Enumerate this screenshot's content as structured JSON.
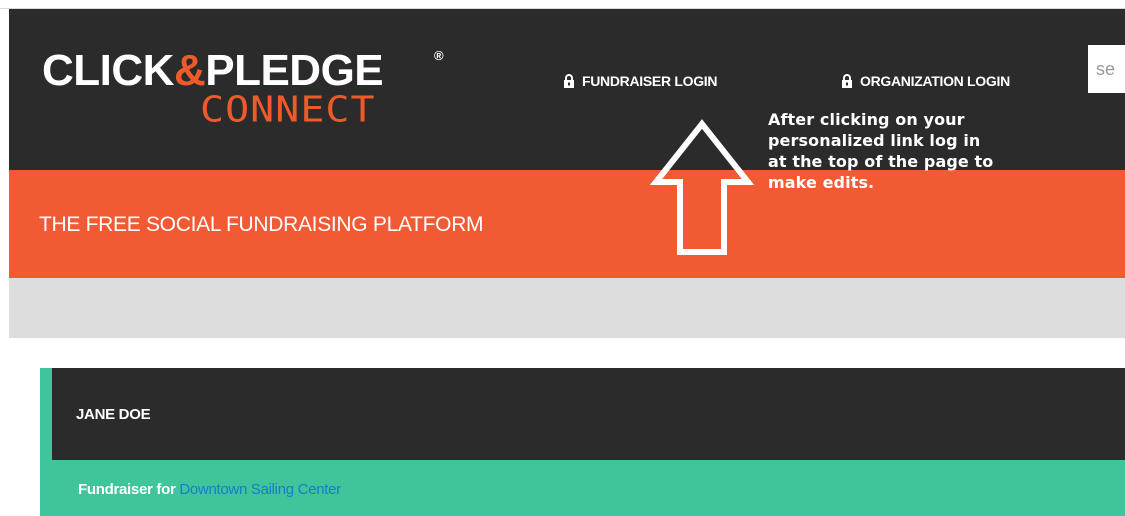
{
  "header": {
    "logo": {
      "main_prefix": "CLICK",
      "main_amp": "&",
      "main_suffix": "PLEDGE",
      "registered": "®",
      "sub": "CONNECT"
    },
    "nav": {
      "fundraiser_login": "FUNDRAISER LOGIN",
      "organization_login": "ORGANIZATION LOGIN"
    },
    "search": {
      "placeholder": "se"
    }
  },
  "banner": {
    "tagline": "THE FREE SOCIAL FUNDRAISING PLATFORM"
  },
  "annotation": {
    "lines": [
      "After clicking on your",
      "personalized link log in",
      "at the top of the page to",
      "make edits."
    ]
  },
  "profile": {
    "name": "JANE DOE",
    "fundraiser_label": "Fundraiser for",
    "organization": "Downtown Sailing Center"
  },
  "colors": {
    "header_bg": "#2b2b2b",
    "brand_orange": "#f15a33",
    "accent_green": "#3fc49b",
    "link_blue": "#1a7bc8",
    "band_gray": "#dddddd"
  },
  "icons": {
    "nav_lock": "lock-icon",
    "annotation_arrow": "up-arrow-icon"
  }
}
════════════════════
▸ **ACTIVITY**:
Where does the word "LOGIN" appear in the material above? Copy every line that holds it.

▸ **RESPONSE TO THE TASK**:
      "fundraiser_login": "FUNDRAISER LOGIN",
      "organization_login": "ORGANIZATION LOGIN"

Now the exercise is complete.